An international team of researchers has discovered a new anti-cancer protein. The protein, called LHPP, prevents the uncontrolled proliferation of cancer cells in the liver. The researchers led by Prof. Michael N. Hall from the Biozentrum, University of Basel, report in “Nature” that LHPP can also serve as a biomarker for the diagnosis and prognosis of liver cancer.

The incidence of liver cancer, also known as hepatocellular carcinoma, is steadily increasing. In the last twenty years, the number of cases has almost doubled...

Im Focus: Researchers at Fraunhofer monitor re-entry of Chinese space station Tiangong-1

In just a few weeks from now, the Chinese space station Tiangong-1 will re-enter the Earth's atmosphere where it will to a large extent burn up. It is possible that some debris will reach the Earth's surface. Tiangong-1 is orbiting the Earth uncontrolled at a speed of approx. 29,000 km/h.Currently the prognosis relating to the time of impact currently lies within a window of several days. The scientists at Fraunhofer FHR have already been monitoring Tiangong-1 for a number of weeks with their TIRA system, one of the most powerful space observation radars in the world, with a view to supporting the German Space Situational Awareness Center and the ESA with their re-entry forecasts.
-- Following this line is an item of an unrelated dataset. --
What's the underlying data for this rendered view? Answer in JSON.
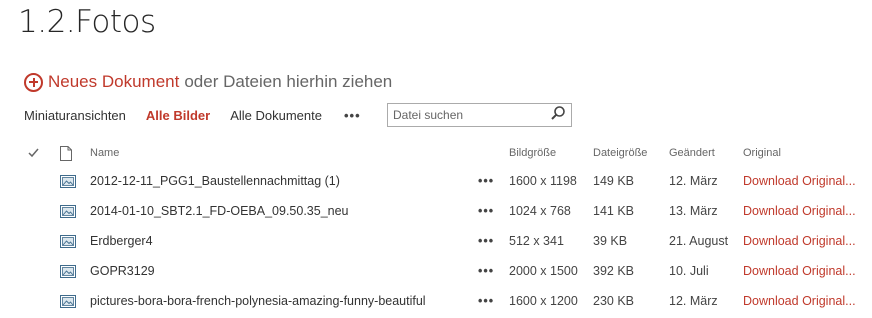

Following the loss of radio contact with Tiangong-1 in 2016 and due to the low orbital height, it is now inevitable that the Chinese space station will...

Im Focus: Alliance „OLED Licht Forum“ – Key partner for OLED lighting solutions

Fraunhofer Institute for Organic Electronics, Electron Beam and Plasma Technology FEP, provider of research and development services for OLED lighting solutions, announces the founding of the “OLED Licht Forum” and presents latest OLED design and lighting solutions during light+building, from March 18th – 23rd, 2018 in Frankfurt a.M./Germany, at booth no. F91 in Hall 4.0.

They are united in their passion for OLED (organic light emitting diodes) lighting with all of its unique facets and application possibilities. Thus experts in...

Im Focus: Mars' oceans formed early, possibly aided by massive volcanic eruptions

Oceans formed before Tharsis and evolved together, shaping climate history of Mars

A new scenario seeking to explain how Mars' putative oceans came and went over the last 4 billion years implies that the oceans formed several hundred million...

All Focus news of the innovation-report >>>



Industry & Economy
Event News

New solar solutions for sustainable buildings and cities

23.03.2018 | Event News

Virtual reality conference comes to Reutlingen

19.03.2018 | Event News

Ultrafast Wireless and Chip Design at the DATE Conference in Dresden

16.03.2018 | Event News

Latest News

For graphite pellets, just add elbow grease

23.03.2018 | Materials Sciences

Unique communication strategy discovered in stem cell pathway controlling plant growth

23.03.2018 | Agricultural and Forestry Science

Sharpening the X-ray view of the nanocosm

23.03.2018 | Physics and Astronomy

Science & Research
Overview of more VideoLinks >>>